--- DATA TO EXAMINE ---

»»

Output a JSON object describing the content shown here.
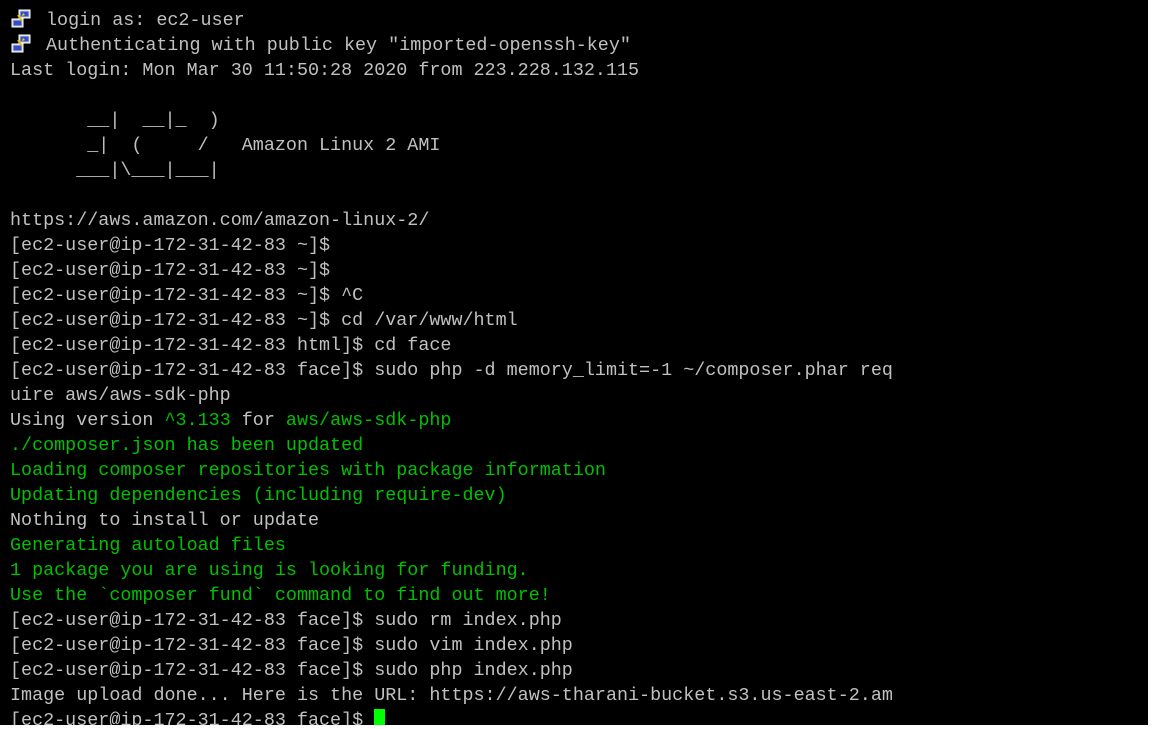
{
  "terminal": {
    "colors": {
      "background": "#000000",
      "text": "#c0c0c0",
      "green": "#00c000",
      "cursor": "#00ff00"
    },
    "icon": "putty-icon",
    "login_line": "login as: ec2-user",
    "auth_line": "Authenticating with public key \"imported-openssh-key\"",
    "last_login": "Last login: Mon Mar 30 11:50:28 2020 from 223.228.132.115",
    "banner": {
      "art1": "       __|  __|_  )",
      "art2": "       _|  (     /   ",
      "label": "Amazon Linux 2 AMI",
      "art3": "      ___|\\___|___|"
    },
    "url_line": "https://aws.amazon.com/amazon-linux-2/",
    "cmd1": "[ec2-user@ip-172-31-42-83 ~]$",
    "cmd2": "[ec2-user@ip-172-31-42-83 ~]$",
    "cmd3": "[ec2-user@ip-172-31-42-83 ~]$ ^C",
    "cmd4": "[ec2-user@ip-172-31-42-83 ~]$ cd /var/www/html",
    "cmd5": "[ec2-user@ip-172-31-42-83 html]$ cd face",
    "cmd6a": "[ec2-user@ip-172-31-42-83 face]$ sudo php -d memory_limit=-1 ~/composer.phar req",
    "cmd6b": "uire aws/aws-sdk-php",
    "using": {
      "p1": "Using version ",
      "version": "^3.133",
      "p2": " for ",
      "pkg": "aws/aws-sdk-php"
    },
    "out1": "./composer.json has been updated",
    "out2": "Loading composer repositories with package information",
    "out3": "Updating dependencies (including require-dev)",
    "out4": "Nothing to install or update",
    "out5": "Generating autoload files",
    "out6": "1 package you are using is looking for funding.",
    "out7": "Use the `composer fund` command to find out more!",
    "cmd7": "[ec2-user@ip-172-31-42-83 face]$ sudo rm index.php",
    "cmd8": "[ec2-user@ip-172-31-42-83 face]$ sudo vim index.php",
    "cmd9": "[ec2-user@ip-172-31-42-83 face]$ sudo php index.php",
    "upload_line": "Image upload done... Here is the URL: https://aws-tharani-bucket.s3.us-east-2.am",
    "prompt": "[ec2-user@ip-172-31-42-83 face]$ "
  }
}
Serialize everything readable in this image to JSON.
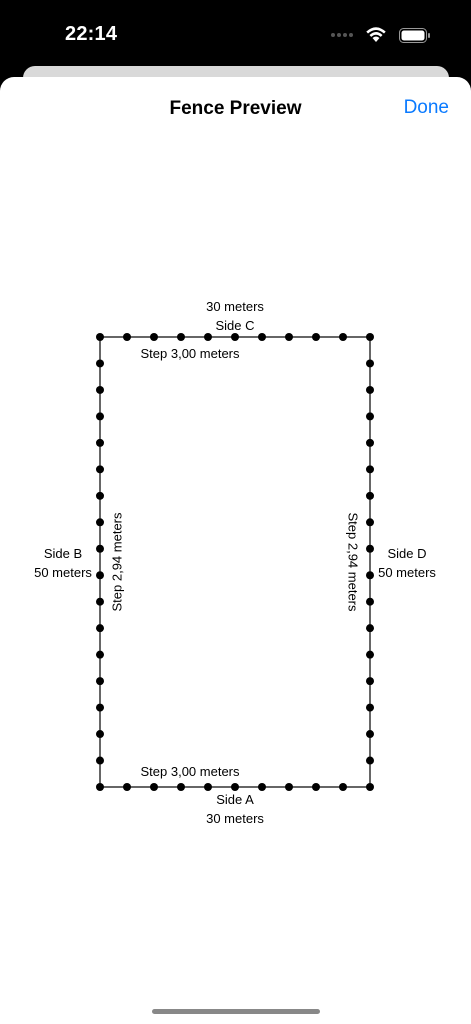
{
  "status": {
    "time": "22:14"
  },
  "sheet": {
    "title": "Fence Preview",
    "done_label": "Done"
  },
  "fence": {
    "side_a": {
      "name": "Side A",
      "length": "30 meters",
      "step": "Step 3,00 meters"
    },
    "side_b": {
      "name": "Side B",
      "length": "50 meters",
      "step": "Step 2,94 meters"
    },
    "side_c": {
      "name": "Side C",
      "length": "30 meters",
      "step": "Step 3,00 meters"
    },
    "side_d": {
      "name": "Side D",
      "length": "50 meters",
      "step": "Step 2,94 meters"
    }
  }
}
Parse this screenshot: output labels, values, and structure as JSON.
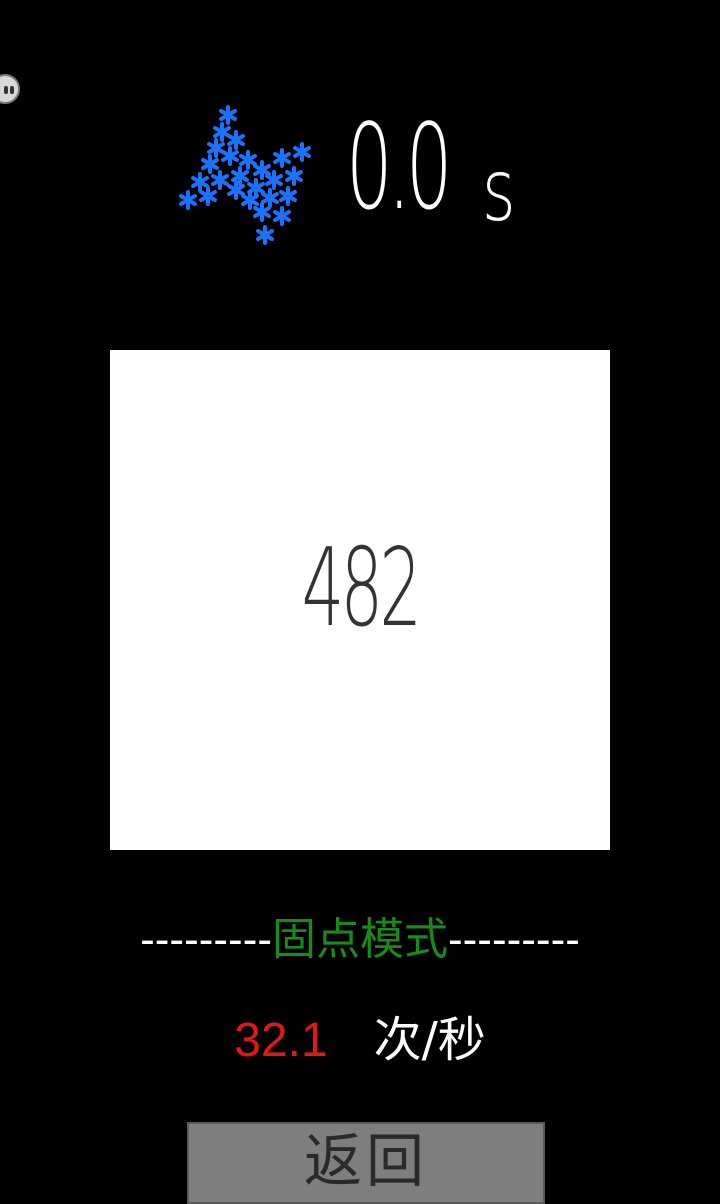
{
  "app": {
    "accent_color": "#1a73ff"
  },
  "header": {
    "icon": "lightning-icon",
    "timer_value": "0.0",
    "timer_unit": "s"
  },
  "tap_area": {
    "count": "482",
    "background": "#ffffff"
  },
  "mode": {
    "dashes_left": "---------",
    "label": "固点模式",
    "dashes_right": "---------",
    "label_color": "#1a8a1a"
  },
  "speed": {
    "value": "32.1",
    "unit": "次/秒",
    "value_color": "#e01818"
  },
  "footer": {
    "back_label": "返回"
  },
  "floating_assist": {
    "icon": "assistive-ball-icon"
  }
}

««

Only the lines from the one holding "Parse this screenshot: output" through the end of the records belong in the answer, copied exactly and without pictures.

Parse this screenshot: output labels, values, and structure as JSON.
{
  "app": {
    "accent_color": "#1a73ff"
  },
  "header": {
    "icon": "lightning-icon",
    "timer_value": "0.0",
    "timer_unit": "s"
  },
  "tap_area": {
    "count": "482",
    "background": "#ffffff"
  },
  "mode": {
    "dashes_left": "---------",
    "label": "固点模式",
    "dashes_right": "---------",
    "label_color": "#1a8a1a"
  },
  "speed": {
    "value": "32.1",
    "unit": "次/秒",
    "value_color": "#e01818"
  },
  "footer": {
    "back_label": "返回"
  },
  "floating_assist": {
    "icon": "assistive-ball-icon"
  }
}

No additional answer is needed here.